[Entries from a dataset of interfaces]

————

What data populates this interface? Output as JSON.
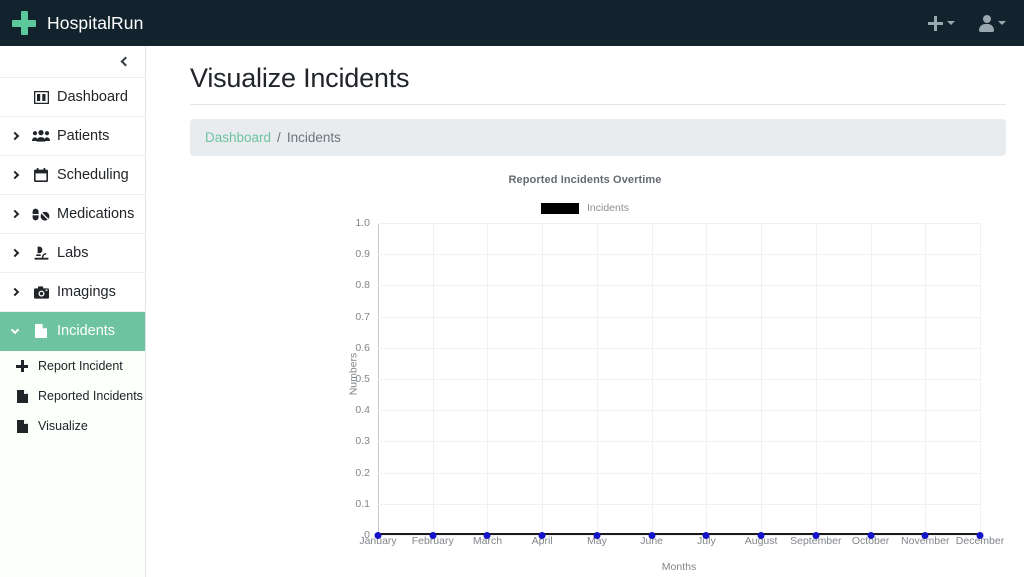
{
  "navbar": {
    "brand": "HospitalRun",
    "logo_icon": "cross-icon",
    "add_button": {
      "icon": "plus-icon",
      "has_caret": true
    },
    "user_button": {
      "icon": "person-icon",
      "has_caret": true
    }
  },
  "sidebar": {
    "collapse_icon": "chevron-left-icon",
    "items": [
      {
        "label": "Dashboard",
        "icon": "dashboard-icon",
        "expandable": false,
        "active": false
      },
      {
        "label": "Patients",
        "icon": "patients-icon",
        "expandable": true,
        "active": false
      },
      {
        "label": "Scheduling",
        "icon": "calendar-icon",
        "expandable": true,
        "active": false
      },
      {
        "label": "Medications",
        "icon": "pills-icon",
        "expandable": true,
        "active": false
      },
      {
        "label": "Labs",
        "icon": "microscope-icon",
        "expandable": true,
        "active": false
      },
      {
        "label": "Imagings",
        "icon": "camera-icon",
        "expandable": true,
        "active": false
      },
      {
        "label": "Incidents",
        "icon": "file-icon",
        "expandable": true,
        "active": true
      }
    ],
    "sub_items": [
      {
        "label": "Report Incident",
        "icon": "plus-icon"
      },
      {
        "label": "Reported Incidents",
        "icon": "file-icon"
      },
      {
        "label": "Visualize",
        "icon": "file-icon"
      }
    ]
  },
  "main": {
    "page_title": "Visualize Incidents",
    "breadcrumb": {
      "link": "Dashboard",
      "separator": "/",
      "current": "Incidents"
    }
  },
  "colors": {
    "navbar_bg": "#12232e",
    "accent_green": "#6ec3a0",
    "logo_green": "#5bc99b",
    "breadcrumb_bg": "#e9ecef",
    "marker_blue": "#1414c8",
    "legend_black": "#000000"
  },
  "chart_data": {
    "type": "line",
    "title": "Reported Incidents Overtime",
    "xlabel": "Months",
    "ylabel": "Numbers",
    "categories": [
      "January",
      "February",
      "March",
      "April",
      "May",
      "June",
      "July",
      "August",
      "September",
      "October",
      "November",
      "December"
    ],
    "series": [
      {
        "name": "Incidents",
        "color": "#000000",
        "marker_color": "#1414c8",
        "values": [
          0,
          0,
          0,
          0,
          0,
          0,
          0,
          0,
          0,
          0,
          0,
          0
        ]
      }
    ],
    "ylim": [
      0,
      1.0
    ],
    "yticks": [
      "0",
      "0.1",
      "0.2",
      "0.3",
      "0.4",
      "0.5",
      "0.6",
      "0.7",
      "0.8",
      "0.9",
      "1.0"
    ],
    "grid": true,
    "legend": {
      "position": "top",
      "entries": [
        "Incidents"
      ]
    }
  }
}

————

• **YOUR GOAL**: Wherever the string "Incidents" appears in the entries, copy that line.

• **EXERCISE RESULT**:
        "label": "Incidents",
        "label": "Reported Incidents",
    "page_title": "Visualize Incidents",
      "current": "Incidents"
    "title": "Reported Incidents Overtime",
        "name": "Incidents",
        "Incidents"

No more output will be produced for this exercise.